Posted Oct 28 2008 9:48pm
Today is one of those days I'm grateful for blogging. I'm grateful for the new ideas and possbilities that present themselves as a result of this effort. It may very well be the St. Paul Pioneer Press has stumbled across an answer to address the affordable housing crisis for seniors.
In today's paper the article "There's a word for folks living in trailers: solution" presents a shift in the way some are thinking about trailer parks. It seems some communities are realizing the possiblities for them and challenging the old stereotypes that the typical resident is a toothless, toe-bacca chewin, banjo-playin, cousin-marrying greazy mechanic.
The average cost of one of these manufactured homes is about $60,000 with the average lot rental rate of $367 per month. This represents a form of home ownership that is not goverment funded. In fact, Minnesota's Mobile Home Parks exceed the number of HUD subsidized rentals in Minnesota.
I'm going to take a leap and put an idea out to the blogosphere.I know many of you continue to hold the stereotypes of mobile home parks, and wouldn't mind if there were more of them, as long as they aren't in your back yard. The fact is, we need more affordable housing for our seniors, and need to start getting creative. This is my stab at creativity (even if you think I'm half-baked).

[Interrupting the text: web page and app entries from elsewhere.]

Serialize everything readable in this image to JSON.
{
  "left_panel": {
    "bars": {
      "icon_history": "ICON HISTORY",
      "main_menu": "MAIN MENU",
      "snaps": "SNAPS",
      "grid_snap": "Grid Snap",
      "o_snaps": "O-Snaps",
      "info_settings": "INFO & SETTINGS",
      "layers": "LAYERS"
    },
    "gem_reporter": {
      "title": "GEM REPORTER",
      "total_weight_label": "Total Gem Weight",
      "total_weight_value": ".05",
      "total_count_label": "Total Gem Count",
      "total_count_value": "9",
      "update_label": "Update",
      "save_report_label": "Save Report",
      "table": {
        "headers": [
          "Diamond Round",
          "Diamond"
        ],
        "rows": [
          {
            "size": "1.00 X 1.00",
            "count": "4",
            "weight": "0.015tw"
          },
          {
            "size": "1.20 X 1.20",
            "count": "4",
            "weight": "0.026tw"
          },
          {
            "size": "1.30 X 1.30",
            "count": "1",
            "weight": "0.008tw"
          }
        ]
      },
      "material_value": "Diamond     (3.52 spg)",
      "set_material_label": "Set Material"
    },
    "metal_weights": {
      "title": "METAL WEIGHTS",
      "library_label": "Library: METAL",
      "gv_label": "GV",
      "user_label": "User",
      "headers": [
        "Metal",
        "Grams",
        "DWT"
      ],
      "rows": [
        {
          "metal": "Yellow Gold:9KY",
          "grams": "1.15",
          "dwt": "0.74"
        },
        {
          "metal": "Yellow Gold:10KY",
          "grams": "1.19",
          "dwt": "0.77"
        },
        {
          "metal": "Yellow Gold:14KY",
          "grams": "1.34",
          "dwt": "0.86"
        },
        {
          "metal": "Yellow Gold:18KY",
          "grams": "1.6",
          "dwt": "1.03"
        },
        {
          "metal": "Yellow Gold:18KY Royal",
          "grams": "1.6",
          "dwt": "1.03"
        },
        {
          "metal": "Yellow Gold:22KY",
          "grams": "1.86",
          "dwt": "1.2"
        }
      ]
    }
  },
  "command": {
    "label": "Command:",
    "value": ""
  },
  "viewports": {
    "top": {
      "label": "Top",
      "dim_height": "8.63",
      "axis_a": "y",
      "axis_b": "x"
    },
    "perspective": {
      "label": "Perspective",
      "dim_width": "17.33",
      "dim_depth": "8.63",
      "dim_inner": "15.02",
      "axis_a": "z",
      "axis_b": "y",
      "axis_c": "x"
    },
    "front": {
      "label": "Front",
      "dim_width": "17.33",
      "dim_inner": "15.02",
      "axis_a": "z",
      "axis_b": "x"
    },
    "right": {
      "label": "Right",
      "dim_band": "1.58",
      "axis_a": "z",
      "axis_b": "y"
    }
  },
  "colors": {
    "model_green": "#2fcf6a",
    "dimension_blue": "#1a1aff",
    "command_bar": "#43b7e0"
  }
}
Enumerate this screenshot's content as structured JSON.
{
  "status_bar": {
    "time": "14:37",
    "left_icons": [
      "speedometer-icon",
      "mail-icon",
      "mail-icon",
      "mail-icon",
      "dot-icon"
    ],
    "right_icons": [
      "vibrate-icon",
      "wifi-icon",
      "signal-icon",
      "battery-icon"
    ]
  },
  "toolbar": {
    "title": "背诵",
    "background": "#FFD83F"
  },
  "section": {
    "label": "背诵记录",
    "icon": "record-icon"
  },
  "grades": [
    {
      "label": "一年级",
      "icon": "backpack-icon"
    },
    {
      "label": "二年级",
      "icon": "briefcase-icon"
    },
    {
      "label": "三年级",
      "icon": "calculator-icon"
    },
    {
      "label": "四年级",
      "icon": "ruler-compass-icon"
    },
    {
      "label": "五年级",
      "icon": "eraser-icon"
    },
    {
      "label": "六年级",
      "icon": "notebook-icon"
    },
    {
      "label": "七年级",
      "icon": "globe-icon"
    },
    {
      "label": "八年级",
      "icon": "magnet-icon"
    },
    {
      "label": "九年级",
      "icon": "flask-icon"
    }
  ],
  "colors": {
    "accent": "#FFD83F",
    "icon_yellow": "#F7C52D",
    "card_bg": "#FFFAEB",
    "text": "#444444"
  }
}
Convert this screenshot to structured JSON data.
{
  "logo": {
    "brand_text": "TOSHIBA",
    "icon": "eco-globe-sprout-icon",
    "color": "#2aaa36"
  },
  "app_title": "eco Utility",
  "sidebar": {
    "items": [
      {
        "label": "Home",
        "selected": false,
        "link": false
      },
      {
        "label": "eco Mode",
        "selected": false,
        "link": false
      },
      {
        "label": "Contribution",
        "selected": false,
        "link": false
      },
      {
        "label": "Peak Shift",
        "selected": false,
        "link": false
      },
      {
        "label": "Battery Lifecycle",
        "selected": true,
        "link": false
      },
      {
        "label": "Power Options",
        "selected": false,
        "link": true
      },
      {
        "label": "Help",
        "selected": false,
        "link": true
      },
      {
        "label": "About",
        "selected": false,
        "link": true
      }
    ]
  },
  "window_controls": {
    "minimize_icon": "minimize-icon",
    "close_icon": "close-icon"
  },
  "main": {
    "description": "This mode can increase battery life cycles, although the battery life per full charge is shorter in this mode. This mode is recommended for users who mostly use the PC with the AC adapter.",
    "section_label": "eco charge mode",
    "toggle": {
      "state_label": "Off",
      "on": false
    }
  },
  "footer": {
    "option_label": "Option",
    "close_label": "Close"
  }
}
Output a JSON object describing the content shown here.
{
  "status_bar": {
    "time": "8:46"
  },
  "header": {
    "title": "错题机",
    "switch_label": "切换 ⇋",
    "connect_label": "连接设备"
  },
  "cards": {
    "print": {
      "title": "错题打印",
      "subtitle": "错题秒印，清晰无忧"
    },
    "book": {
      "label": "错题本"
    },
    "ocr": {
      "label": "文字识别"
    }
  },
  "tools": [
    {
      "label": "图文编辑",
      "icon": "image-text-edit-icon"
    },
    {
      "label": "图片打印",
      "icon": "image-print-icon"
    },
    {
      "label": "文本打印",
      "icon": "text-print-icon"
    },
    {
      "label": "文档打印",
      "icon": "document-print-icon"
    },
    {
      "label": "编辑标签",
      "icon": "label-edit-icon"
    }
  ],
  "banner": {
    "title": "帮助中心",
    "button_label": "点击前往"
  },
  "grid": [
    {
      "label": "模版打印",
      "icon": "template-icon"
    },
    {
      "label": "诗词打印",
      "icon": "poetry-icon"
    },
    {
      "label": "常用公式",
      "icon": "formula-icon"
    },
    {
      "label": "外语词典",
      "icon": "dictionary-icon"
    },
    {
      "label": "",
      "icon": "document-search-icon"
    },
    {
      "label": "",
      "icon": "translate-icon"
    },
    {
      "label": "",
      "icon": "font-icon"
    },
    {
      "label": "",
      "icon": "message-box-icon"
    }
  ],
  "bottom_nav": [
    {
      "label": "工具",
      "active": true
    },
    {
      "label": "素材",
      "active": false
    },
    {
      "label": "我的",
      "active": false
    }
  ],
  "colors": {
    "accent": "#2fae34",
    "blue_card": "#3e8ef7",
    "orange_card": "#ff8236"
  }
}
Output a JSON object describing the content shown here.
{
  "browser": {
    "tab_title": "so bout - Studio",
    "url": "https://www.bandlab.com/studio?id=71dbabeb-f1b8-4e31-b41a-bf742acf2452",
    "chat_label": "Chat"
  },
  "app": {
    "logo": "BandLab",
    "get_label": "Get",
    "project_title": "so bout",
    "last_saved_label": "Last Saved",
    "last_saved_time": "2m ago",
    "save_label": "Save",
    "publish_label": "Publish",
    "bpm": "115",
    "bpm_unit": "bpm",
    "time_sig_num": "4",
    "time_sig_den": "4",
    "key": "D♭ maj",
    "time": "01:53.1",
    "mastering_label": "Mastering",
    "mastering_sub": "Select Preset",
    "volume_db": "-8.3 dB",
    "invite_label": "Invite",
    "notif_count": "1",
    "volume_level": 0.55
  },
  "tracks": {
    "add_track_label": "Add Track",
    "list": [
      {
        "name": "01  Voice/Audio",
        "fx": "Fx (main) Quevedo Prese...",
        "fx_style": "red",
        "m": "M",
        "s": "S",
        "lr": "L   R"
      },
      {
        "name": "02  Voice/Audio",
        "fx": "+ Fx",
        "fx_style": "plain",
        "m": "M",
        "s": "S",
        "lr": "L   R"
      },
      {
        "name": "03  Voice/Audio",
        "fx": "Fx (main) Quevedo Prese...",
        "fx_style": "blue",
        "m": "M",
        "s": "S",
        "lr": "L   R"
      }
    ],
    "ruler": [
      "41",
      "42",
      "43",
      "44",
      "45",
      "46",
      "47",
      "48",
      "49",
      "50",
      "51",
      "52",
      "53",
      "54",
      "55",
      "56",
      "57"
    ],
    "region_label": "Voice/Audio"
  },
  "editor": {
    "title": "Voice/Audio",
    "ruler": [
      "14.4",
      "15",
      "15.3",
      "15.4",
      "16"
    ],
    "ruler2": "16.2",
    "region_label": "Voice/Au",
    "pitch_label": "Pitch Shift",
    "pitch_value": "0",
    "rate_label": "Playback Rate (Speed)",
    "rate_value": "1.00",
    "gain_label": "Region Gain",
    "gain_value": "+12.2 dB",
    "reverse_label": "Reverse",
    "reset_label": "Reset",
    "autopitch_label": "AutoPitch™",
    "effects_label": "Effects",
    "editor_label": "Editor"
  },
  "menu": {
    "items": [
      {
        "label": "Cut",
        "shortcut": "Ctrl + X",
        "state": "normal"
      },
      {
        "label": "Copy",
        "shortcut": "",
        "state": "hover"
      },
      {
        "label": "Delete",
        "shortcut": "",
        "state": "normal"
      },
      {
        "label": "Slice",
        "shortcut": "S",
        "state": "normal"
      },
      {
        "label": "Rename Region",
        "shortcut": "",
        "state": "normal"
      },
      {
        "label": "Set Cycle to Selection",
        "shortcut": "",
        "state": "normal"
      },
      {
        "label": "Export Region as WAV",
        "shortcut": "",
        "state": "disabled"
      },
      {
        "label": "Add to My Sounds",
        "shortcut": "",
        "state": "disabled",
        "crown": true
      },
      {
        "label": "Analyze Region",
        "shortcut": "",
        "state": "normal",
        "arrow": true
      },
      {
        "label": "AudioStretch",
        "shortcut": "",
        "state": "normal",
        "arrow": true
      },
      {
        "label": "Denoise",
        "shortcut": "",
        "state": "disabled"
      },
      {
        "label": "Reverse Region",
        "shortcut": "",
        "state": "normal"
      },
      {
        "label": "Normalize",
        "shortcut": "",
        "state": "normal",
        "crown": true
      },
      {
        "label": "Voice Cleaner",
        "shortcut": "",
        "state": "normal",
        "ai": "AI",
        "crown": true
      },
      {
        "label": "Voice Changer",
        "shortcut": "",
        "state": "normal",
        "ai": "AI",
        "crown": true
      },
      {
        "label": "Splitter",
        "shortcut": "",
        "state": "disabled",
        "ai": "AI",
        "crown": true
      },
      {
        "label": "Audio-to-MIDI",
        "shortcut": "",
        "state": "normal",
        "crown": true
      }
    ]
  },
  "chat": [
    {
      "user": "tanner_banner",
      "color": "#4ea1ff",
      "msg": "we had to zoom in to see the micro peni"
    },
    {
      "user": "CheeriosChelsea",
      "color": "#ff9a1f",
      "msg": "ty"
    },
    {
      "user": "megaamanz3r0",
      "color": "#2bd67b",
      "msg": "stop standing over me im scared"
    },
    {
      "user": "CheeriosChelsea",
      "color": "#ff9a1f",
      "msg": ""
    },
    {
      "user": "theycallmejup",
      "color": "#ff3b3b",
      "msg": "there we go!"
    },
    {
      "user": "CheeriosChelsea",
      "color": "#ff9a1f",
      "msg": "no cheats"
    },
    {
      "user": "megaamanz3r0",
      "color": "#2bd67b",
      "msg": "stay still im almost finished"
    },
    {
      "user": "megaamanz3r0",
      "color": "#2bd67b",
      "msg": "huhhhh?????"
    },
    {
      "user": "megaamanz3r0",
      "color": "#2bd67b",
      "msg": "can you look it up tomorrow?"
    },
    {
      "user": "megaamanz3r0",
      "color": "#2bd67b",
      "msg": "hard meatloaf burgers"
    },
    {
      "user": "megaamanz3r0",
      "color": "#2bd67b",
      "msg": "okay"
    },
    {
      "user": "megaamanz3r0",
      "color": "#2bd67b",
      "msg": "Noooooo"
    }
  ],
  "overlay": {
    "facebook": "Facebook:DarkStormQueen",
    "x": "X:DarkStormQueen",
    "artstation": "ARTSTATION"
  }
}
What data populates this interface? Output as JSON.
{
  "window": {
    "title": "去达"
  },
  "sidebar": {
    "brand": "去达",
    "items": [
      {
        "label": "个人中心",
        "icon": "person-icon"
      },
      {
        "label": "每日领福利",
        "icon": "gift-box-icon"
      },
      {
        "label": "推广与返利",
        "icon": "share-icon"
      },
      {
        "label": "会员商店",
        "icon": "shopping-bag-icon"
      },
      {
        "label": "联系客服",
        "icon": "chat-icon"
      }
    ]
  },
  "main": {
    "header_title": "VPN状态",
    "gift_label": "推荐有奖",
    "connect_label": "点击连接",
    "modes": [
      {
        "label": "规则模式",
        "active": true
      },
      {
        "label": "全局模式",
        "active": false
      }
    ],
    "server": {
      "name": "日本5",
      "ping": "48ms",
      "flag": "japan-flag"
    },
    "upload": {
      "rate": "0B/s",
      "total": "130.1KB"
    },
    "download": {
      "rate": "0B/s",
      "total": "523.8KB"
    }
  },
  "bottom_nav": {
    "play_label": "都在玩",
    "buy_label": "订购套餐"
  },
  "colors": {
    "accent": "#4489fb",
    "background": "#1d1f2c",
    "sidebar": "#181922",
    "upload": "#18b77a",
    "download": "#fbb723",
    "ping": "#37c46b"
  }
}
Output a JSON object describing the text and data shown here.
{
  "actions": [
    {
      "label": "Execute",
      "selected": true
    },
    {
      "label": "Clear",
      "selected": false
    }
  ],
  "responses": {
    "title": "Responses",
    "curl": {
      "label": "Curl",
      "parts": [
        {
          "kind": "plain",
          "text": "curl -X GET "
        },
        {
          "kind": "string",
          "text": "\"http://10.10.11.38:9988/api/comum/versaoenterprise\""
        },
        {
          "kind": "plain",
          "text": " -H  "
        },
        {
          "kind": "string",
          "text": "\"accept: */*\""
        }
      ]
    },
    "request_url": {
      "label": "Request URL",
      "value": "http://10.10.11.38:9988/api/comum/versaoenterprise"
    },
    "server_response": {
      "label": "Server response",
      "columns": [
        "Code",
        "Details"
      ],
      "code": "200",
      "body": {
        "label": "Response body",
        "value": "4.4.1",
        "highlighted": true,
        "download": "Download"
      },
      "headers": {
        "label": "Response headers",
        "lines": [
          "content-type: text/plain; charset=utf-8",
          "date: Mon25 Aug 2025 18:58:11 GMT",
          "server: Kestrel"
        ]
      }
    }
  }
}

If I were a developer with an interest in senior housing, I would pay attention to these few numbered points, take action, and help a community while I invested in this business opprotunity:
1) There is a need for affordable senior housing in Minnesota. We have a lot of very nice subsidized rental communities for our seniors, but there simply aren't enough of them. There is almost always a waiting list. Perhaps there is an opportunity for seniors to take advantage of affordable-one-level-living-manufactued homes?
2) There are is a small movement in Minnesota that has some potential, just needs to get it's legs and some resources behind it. There are a growing number of seniors in Minnesota that are not interested in large senior communities. They do not want to live with other elders, they want to belong to a community with others that have similar interests. They want to belong to a community with young couples, singles, and children. With this approach, a small cohousing development could be manufactured in a location where there is land available. This would be so much more affordable than retrofitting an old building. The groups dollars could then be allocated to projects the group felt were highest in priority, perhaps such as a community building were the group can gather for meals or celebrations.
3) Today these manufactured homes aren't eligible for mortgages, but higher interest personal loans. There's an opportunity here for one of the cohousing groups in Minnesota to form a cooperative and get financing through a lender, even for a developer to sell some lots on a contract for deed.